For every person who donates blood, three are saved, according to Synthia Rocha, a spokeswoman for Houchin community blood bank.
By 1 p.m. on Saturday, 30 people had already donated blood in a drive held at Christ Lutheran Church in honor of the late Valencia High School Vikings football player, Pedro Roman. Roman fought leukemia for two years until his life was cut short in 2021.
Rocha, herself a leukemia survivor, said the mission to gather more blood, in an effort to save lives, was personal.
“It’s extremely rewarding to be able to encourage people to help other people fight journeys like Pedro’s and myself,” said Rocha. “Every day, people are being diagnosed with all sorts of types of cancers and illnesses that blood donations are critical for… this is a wonderful way to remember him and to help other people that were in Pedro’s position.”
Since the beginning of the pandemic, there has been a nationwide blood shortage, the worst in over a decade, according to the Red Cross. Blood banks, like Houchin, are specifically seeking out type O negative — a universal blood type that’s compatible with any patient. As Rocha said, blood transfusions are critical for many types of illnesses.
The mission to garner more blood amid this crisis was also acknowledged by Roman’s mother, Lisa, who not only donated blood on Saturday but also stayed to help people register. It’s still all very raw for Lisa and often she finds it difficult to speak about her son. However, like on Saturday, she still finds the strength to carry on the fight Roman started nearly four years ago.
“It’s such a beautiful way to remember her son,” said Rocha. “By helping others, she is an advocate to cure childhood cancer. And there’s not much you can do but spread the word and encourage others to come out. She was out here, for a few hours helping sign people and helping pass out T-shirts. Just to donate her time and thank everybody personally for coming out to remember her son.”
Husband and wife, Forrest and Amanda Piepers, said they donate blood regularly. Like Rocha, Amanda said the reason is also personal.

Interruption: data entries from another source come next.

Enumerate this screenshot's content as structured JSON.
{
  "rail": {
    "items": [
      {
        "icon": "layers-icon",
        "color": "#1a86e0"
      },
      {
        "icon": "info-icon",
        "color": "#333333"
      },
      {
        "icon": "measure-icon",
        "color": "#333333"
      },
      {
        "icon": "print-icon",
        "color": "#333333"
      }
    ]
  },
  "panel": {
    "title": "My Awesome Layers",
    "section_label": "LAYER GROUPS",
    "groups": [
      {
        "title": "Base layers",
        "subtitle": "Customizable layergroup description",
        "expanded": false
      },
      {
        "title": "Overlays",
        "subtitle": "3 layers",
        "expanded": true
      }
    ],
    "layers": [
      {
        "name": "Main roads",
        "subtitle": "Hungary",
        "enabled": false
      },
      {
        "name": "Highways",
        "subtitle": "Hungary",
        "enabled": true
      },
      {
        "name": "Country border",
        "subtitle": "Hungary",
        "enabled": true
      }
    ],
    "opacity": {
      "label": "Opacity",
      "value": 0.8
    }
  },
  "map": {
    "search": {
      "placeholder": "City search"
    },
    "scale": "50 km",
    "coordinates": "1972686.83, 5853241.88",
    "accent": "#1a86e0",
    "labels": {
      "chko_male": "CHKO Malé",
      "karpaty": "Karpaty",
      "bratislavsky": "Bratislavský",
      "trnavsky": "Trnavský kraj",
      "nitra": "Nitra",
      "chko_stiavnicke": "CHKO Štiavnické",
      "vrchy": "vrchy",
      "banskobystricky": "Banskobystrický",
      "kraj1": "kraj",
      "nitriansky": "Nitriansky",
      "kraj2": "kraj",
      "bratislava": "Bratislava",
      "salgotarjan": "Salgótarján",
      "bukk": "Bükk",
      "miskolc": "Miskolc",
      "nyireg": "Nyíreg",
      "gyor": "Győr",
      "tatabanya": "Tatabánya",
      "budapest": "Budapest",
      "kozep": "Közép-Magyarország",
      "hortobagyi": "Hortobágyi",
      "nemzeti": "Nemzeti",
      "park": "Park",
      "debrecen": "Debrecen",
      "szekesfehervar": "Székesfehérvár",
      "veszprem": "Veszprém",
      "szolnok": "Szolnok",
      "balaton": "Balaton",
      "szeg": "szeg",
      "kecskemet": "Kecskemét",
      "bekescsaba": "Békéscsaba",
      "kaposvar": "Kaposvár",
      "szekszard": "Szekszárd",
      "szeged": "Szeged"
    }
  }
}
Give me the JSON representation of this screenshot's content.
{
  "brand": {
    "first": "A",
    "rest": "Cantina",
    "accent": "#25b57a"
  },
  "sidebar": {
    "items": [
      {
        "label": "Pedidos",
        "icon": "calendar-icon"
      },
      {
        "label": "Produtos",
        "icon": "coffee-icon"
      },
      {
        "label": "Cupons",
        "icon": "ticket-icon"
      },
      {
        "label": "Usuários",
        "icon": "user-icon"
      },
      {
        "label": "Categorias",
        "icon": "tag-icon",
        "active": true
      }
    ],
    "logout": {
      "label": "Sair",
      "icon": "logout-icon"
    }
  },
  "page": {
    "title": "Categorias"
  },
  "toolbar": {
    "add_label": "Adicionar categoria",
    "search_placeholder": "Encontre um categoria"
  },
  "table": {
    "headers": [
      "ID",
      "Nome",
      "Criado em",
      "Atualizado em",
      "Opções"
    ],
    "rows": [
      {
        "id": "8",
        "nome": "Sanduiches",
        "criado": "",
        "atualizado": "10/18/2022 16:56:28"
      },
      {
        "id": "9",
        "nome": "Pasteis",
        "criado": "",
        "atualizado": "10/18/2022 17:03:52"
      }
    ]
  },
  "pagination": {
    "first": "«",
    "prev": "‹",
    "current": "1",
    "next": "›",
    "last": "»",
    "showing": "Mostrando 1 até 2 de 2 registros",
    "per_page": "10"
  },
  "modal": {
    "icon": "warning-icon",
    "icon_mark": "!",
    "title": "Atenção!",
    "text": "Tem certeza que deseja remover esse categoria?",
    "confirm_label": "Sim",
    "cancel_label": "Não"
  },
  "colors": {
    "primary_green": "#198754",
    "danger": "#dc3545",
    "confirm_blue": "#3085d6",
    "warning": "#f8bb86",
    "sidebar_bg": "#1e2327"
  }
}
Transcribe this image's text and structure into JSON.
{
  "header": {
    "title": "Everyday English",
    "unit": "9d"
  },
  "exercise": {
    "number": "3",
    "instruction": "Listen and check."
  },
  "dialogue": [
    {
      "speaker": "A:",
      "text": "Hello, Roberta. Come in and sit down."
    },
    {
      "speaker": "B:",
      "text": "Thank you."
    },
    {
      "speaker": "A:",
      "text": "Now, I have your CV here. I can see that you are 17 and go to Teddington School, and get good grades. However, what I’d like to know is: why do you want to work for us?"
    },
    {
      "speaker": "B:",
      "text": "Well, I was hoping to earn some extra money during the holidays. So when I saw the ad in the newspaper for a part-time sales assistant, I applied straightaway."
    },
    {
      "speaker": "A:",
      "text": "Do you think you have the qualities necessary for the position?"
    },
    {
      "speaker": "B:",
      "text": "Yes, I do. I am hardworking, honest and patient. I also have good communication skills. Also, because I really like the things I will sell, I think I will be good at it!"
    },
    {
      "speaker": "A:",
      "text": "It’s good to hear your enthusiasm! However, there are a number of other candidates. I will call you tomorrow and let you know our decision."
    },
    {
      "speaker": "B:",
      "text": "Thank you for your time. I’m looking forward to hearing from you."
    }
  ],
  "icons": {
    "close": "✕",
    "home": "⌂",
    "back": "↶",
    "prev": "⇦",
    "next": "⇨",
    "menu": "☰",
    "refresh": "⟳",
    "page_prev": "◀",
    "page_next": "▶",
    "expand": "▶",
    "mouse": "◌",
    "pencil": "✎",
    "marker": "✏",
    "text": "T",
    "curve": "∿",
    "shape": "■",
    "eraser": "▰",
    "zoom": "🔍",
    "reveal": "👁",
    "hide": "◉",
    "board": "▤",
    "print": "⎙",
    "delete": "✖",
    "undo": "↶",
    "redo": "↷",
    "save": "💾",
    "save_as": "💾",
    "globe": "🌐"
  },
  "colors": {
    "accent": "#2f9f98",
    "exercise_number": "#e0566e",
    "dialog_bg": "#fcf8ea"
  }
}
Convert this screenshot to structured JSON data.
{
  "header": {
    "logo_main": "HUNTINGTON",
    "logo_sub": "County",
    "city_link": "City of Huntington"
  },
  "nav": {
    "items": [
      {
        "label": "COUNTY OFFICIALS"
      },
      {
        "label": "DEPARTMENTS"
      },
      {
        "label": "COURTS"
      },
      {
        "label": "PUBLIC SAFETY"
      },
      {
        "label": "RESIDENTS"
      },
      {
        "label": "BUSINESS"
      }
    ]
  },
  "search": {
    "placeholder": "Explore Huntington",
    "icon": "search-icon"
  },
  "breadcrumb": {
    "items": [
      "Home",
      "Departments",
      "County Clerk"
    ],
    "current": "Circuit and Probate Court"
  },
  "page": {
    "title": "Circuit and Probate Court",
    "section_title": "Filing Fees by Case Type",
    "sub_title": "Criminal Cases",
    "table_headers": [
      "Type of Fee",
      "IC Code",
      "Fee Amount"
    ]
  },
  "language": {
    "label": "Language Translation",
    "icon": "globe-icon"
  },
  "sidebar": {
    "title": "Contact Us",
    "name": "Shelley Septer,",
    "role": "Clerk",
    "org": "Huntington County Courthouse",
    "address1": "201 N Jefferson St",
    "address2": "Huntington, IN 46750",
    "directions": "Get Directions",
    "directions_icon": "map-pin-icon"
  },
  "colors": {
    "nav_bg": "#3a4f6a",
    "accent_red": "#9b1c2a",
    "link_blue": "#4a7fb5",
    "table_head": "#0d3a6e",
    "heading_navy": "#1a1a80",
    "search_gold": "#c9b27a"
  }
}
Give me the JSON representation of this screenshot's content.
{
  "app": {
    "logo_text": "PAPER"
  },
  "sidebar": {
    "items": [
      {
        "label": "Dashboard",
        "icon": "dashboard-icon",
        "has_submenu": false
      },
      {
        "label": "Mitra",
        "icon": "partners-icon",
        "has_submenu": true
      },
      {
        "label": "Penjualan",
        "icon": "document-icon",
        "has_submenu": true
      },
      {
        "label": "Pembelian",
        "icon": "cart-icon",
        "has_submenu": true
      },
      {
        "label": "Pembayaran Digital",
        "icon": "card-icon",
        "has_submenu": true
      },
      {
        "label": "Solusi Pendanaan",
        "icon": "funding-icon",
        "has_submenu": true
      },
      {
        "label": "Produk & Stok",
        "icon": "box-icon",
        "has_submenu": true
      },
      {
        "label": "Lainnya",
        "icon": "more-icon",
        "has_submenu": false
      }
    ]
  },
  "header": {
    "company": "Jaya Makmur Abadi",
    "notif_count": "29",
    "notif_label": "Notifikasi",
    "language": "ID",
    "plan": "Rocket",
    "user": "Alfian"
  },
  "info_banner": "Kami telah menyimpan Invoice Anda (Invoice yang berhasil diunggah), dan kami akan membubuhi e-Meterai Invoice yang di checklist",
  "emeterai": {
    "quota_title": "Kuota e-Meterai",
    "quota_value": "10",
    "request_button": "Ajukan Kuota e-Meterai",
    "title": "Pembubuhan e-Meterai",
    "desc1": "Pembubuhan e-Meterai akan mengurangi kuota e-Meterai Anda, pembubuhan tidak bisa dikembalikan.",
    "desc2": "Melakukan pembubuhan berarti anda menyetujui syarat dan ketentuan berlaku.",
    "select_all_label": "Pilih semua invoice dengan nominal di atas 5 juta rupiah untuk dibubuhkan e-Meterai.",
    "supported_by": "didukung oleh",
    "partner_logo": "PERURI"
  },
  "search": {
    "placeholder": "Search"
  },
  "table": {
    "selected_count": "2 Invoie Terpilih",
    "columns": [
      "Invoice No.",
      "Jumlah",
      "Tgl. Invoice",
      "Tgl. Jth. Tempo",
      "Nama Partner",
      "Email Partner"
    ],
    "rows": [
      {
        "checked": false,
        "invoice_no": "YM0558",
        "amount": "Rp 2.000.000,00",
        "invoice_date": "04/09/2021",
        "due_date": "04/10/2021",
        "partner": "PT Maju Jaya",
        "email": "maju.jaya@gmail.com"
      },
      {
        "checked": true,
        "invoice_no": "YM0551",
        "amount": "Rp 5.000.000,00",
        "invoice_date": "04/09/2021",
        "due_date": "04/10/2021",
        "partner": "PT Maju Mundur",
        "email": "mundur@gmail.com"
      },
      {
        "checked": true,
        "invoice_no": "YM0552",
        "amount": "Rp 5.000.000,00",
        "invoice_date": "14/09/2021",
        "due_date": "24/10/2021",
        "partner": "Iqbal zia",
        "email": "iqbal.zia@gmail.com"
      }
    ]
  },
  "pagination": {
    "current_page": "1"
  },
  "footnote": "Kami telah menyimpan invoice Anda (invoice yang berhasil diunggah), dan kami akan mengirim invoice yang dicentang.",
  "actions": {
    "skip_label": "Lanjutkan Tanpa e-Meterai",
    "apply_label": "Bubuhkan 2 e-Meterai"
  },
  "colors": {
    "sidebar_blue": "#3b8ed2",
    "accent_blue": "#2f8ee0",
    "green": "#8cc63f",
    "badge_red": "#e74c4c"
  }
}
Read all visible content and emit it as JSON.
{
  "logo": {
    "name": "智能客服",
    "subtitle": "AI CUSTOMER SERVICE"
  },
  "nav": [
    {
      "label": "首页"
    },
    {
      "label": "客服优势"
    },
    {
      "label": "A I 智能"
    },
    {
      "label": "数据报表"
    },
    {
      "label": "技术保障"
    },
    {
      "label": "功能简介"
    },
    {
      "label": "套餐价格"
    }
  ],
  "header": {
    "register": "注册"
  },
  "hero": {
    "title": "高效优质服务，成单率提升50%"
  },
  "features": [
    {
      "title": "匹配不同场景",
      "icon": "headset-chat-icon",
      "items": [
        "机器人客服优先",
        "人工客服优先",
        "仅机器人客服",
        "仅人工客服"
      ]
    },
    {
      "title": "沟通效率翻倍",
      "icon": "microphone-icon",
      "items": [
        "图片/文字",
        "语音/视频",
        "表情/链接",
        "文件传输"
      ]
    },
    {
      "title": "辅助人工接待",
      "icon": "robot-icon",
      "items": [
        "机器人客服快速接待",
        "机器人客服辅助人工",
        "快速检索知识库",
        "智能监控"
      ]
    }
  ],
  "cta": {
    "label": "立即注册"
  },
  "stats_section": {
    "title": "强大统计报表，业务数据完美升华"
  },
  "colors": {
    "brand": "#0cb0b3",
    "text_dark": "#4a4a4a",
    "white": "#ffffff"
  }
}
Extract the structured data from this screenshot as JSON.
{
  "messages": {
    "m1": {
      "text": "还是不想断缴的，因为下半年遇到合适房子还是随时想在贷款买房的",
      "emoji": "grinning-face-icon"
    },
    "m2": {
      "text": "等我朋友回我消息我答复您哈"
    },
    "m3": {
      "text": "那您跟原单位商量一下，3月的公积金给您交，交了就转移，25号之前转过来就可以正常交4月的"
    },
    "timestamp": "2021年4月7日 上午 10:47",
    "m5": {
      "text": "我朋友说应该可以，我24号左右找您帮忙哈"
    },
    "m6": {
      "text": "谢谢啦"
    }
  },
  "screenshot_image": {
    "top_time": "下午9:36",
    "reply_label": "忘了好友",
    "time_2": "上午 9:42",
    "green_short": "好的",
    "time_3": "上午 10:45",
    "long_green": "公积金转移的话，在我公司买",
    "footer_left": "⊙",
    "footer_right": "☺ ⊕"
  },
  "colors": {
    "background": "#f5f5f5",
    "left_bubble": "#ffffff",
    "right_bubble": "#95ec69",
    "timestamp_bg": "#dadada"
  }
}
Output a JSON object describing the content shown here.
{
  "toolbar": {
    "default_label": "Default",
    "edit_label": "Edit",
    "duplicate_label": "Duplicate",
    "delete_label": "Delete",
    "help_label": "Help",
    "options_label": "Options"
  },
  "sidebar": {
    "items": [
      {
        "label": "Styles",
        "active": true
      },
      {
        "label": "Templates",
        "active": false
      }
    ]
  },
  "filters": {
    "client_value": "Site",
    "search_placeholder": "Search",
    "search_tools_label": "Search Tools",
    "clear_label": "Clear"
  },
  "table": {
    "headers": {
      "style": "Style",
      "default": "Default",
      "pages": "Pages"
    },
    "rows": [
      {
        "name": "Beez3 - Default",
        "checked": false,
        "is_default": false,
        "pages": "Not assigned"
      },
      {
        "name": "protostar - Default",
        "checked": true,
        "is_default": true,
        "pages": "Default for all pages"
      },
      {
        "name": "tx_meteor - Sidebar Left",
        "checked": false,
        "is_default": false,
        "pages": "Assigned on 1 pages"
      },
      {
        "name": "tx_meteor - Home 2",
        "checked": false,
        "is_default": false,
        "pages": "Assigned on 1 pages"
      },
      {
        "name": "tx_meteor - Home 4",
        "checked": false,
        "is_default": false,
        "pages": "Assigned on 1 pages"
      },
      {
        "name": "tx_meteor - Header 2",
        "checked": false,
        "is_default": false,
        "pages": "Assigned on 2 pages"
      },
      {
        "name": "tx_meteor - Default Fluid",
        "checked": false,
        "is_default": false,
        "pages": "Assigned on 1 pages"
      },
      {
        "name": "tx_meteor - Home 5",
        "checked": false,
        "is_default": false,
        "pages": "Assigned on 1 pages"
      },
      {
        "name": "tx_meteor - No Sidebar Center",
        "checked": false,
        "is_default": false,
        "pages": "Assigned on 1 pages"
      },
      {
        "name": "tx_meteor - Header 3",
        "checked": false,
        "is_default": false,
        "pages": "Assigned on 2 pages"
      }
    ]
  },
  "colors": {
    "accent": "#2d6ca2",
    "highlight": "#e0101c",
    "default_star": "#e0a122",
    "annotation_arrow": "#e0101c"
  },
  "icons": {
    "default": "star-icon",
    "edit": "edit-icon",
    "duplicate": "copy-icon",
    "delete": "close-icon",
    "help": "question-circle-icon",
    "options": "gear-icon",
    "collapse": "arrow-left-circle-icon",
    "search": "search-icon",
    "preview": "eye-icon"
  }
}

“We like helping people. I actually had heart problems when I was younger. So I got blood transfusions and now I feel like I should get back and help others because if someone didn’t help me, I wouldn’t be alive today,” said Amanda.
The pair said they did not initially know of Roman’s story before coming to donate, but said hearing it added extra meaning to what they were doing.
“There’s a little more gravity when there’s like a specific person attached to it, rather than just the general, ‘Oh, you’re helping a couple of people today,’ kind of a thing,” said Forrest.
Rocha said because of the 30 people and counting who showed up to the drive, the event was expected to surpass its goal of providing blood for 100 people.